It’s hard to define what a hit is. A strong lyrical structure, and melody helps. You know it’s a hit from the moment it starts - it just draws you in.
2. Find a ‘hit voice’ to sing your hit song
This is not necessarily the best voice. Most people would agree that Bob Dylan is not the greatest singer, but as soon as you hear a Dylan song, you know it’s him. He has a hit voice. Tom Waits is another example. On the other hand, Barbra Streisand and Joni Mitchell are amazing singers, and distinctive.
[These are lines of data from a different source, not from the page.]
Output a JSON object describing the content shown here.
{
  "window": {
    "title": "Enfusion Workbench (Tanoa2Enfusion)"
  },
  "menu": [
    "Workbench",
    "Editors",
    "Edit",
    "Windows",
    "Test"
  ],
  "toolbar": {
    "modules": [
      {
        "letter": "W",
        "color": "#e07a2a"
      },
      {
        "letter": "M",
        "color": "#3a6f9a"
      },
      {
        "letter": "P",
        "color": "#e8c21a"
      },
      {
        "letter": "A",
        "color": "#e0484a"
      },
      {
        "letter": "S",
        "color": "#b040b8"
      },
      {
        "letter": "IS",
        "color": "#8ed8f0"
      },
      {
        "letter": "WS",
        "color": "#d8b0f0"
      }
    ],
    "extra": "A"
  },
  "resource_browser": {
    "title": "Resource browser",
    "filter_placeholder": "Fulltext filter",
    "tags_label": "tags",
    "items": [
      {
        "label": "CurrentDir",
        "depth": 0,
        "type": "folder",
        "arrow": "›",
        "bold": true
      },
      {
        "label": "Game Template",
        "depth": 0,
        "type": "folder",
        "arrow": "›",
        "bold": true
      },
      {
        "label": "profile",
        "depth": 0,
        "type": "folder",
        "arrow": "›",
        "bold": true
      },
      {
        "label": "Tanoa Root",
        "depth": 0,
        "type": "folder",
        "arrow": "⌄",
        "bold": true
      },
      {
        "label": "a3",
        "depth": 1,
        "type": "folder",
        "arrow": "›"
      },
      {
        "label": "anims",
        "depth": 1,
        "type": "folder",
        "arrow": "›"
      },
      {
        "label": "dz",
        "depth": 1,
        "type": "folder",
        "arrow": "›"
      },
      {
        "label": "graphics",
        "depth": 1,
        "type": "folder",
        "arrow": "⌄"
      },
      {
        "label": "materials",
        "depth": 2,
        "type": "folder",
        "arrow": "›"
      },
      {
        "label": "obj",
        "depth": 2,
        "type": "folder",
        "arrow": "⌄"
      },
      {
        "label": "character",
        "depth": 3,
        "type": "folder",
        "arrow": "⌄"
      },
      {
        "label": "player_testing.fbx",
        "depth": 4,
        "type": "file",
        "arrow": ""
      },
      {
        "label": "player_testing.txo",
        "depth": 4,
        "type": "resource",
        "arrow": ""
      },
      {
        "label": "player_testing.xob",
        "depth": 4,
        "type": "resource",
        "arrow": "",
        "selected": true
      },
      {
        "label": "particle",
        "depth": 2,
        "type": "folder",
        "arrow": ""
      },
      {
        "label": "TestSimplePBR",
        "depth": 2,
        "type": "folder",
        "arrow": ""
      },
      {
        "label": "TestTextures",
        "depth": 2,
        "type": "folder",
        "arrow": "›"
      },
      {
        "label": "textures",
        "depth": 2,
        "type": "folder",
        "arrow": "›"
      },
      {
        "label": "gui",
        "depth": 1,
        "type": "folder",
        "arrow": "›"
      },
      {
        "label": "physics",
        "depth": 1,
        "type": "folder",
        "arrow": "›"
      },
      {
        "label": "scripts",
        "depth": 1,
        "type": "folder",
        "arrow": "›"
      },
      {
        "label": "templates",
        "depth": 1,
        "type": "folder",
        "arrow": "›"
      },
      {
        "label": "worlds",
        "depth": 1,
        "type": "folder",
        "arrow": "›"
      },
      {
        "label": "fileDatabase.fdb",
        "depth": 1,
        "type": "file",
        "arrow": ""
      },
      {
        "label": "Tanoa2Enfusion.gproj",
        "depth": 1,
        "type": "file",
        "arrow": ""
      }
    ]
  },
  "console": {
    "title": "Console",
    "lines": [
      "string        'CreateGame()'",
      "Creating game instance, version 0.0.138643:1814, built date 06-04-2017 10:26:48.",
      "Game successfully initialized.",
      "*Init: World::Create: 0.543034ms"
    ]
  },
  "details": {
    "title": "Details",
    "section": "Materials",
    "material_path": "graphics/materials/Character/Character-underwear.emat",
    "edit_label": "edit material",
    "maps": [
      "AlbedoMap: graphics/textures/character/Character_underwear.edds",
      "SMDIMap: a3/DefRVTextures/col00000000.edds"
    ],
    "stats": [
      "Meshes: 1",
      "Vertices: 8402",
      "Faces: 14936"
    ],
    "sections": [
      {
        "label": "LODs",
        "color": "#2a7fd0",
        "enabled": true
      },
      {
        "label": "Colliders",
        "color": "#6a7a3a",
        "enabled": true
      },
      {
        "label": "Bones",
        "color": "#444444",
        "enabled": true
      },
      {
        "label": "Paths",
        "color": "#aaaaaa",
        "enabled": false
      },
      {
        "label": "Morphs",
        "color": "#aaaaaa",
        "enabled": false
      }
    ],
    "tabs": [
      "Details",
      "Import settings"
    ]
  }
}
It’s the tone, the delivery, the sentiment and the DNA of the voice that sells the song.
3. Record a hit arrangement/production for your song
An example of this would be Trevor Horn’s production work on Frankie Hollywood hits Relax, or Two Tribes. Some songs are all about the arrangement and harmonic structure of the chords that underpin it. If you get the chords wrong, the melody doesn’t shine.
4. Write for your audience
Sometimes your instinct doesn’t tell you the truth. Your instinct sometimes is to be a bit too arty, or a bit too self indulgent - doing what you like to do – and you’re not necessarily aware that this does not translate well for a wider audience. That’s why it’s often good to co-write with people, who may have different objectives to your own.
5. Originate, innovate, don’t deviate
Whatever you do should be original, it should be you. To be original is to innovate, bringing something different to the table that others don’t. Don’t deviate, or give up on your passion. It’s a tough business, but if you do give up at the first hurdle, you’ll never know what you could have achieved.
Songwriter and musician Tony Moore is the creative spirit behind the Kashmir Klub at The Bedford in Balham, London. He hosts an eclectic selection of live music there four nights a week, and it has long been a mecca for songwriters and lovers of new music alike.
Previously in the Make it Happen series...
Make it Happen 1 - using social media
Make it Happen 2 - your music and the net